Without the pictures, restate all of the data below word for word.
*** Record set Section Begins ***
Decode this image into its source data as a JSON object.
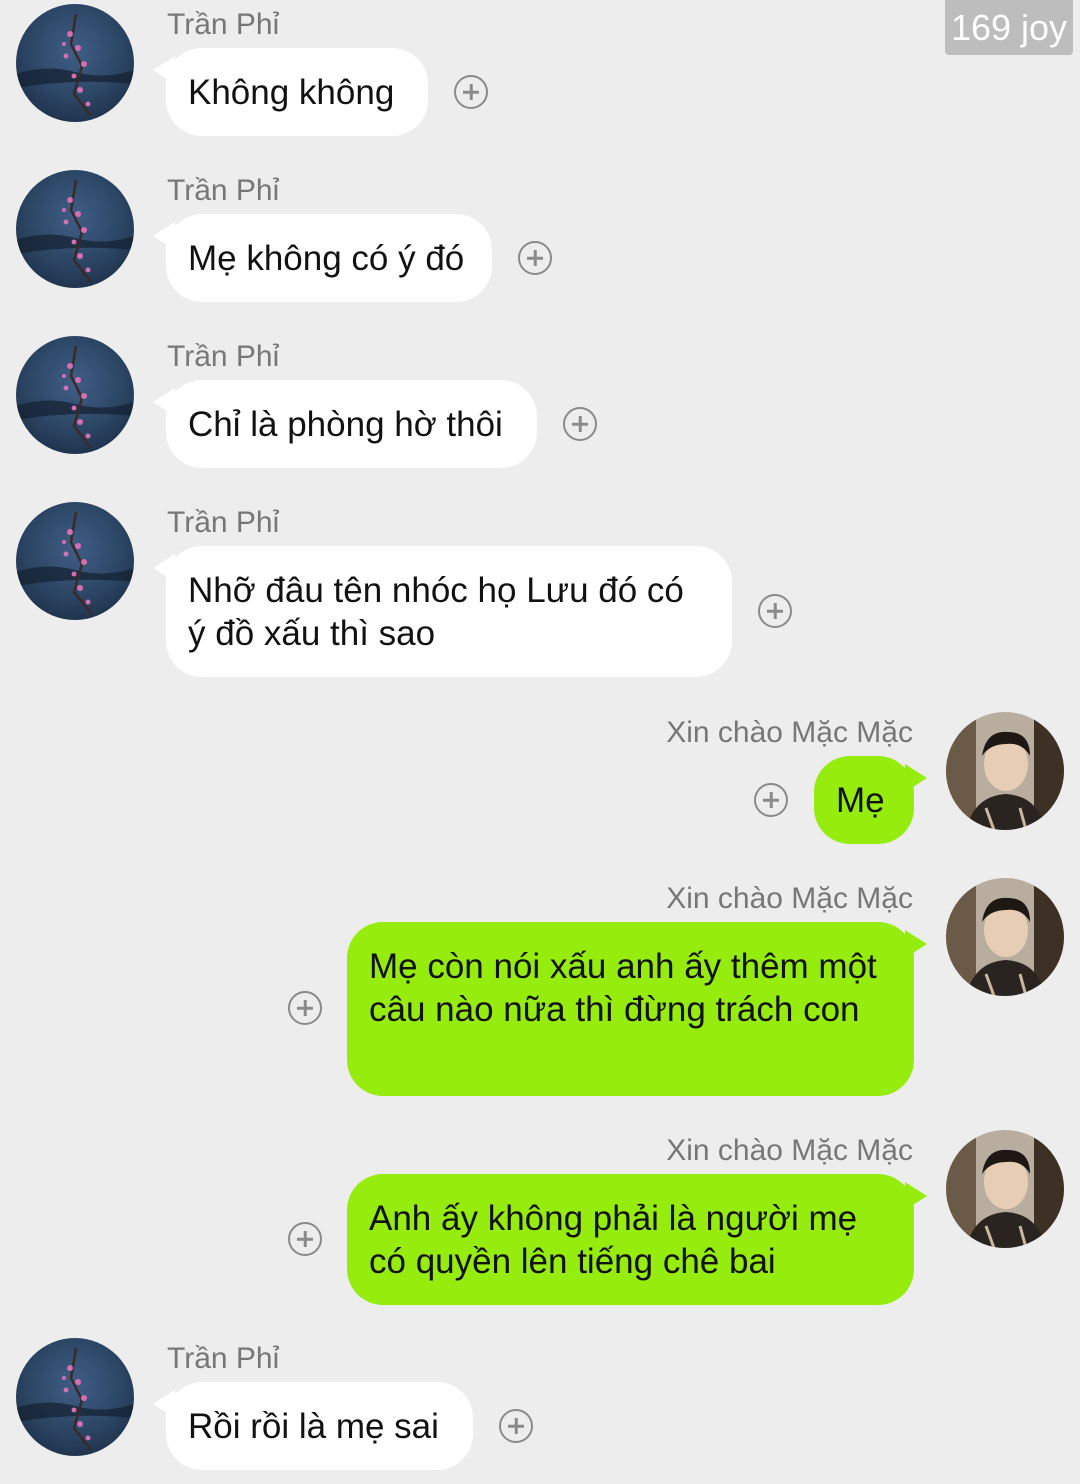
{
  "watermark": "169 joy",
  "contacts": {
    "mother": {
      "name": "Trần Phỉ",
      "avatar_icon": "plum-blossom-avatar-icon"
    },
    "me": {
      "name": "Xin chào Mặc Mặc",
      "avatar_icon": "portrait-avatar-icon"
    }
  },
  "colors": {
    "background": "#ededed",
    "incoming_bubble": "#ffffff",
    "outgoing_bubble": "#95ec0d"
  },
  "messages": [
    {
      "direction": "incoming",
      "sender": "Trần Phỉ",
      "text": "Không không"
    },
    {
      "direction": "incoming",
      "sender": "Trần Phỉ",
      "text": "Mẹ không có ý đó"
    },
    {
      "direction": "incoming",
      "sender": "Trần Phỉ",
      "text": "Chỉ là phòng hờ thôi"
    },
    {
      "direction": "incoming",
      "sender": "Trần Phỉ",
      "text": "Nhỡ đâu tên nhóc họ Lưu đó có ý đồ xấu thì sao"
    },
    {
      "direction": "outgoing",
      "sender": "Xin chào Mặc Mặc",
      "text": "Mẹ"
    },
    {
      "direction": "outgoing",
      "sender": "Xin chào Mặc Mặc",
      "text": "Mẹ còn nói xấu anh ấy thêm một câu nào nữa thì đừng trách con"
    },
    {
      "direction": "outgoing",
      "sender": "Xin chào Mặc Mặc",
      "text": "Anh ấy không phải là người mẹ có quyền lên tiếng chê bai"
    },
    {
      "direction": "incoming",
      "sender": "Trần Phỉ",
      "text": "Rồi rồi là mẹ sai"
    }
  ]
}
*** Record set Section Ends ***
Result of this task
Decode this image into its source data as a JSON object.
{
  "watermark": "169 joy",
  "contacts": {
    "mother": {
      "name": "Trần Phỉ",
      "avatar_icon": "plum-blossom-avatar-icon"
    },
    "me": {
      "name": "Xin chào Mặc Mặc",
      "avatar_icon": "portrait-avatar-icon"
    }
  },
  "colors": {
    "background": "#ededed",
    "incoming_bubble": "#ffffff",
    "outgoing_bubble": "#95ec0d"
  },
  "messages": [
    {
      "direction": "incoming",
      "sender": "Trần Phỉ",
      "text": "Không không"
    },
    {
      "direction": "incoming",
      "sender": "Trần Phỉ",
      "text": "Mẹ không có ý đó"
    },
    {
      "direction": "incoming",
      "sender": "Trần Phỉ",
      "text": "Chỉ là phòng hờ thôi"
    },
    {
      "direction": "incoming",
      "sender": "Trần Phỉ",
      "text": "Nhỡ đâu tên nhóc họ Lưu đó có ý đồ xấu thì sao"
    },
    {
      "direction": "outgoing",
      "sender": "Xin chào Mặc Mặc",
      "text": "Mẹ"
    },
    {
      "direction": "outgoing",
      "sender": "Xin chào Mặc Mặc",
      "text": "Mẹ còn nói xấu anh ấy thêm một câu nào nữa thì đừng trách con"
    },
    {
      "direction": "outgoing",
      "sender": "Xin chào Mặc Mặc",
      "text": "Anh ấy không phải là người mẹ có quyền lên tiếng chê bai"
    },
    {
      "direction": "incoming",
      "sender": "Trần Phỉ",
      "text": "Rồi rồi là mẹ sai"
    }
  ]
}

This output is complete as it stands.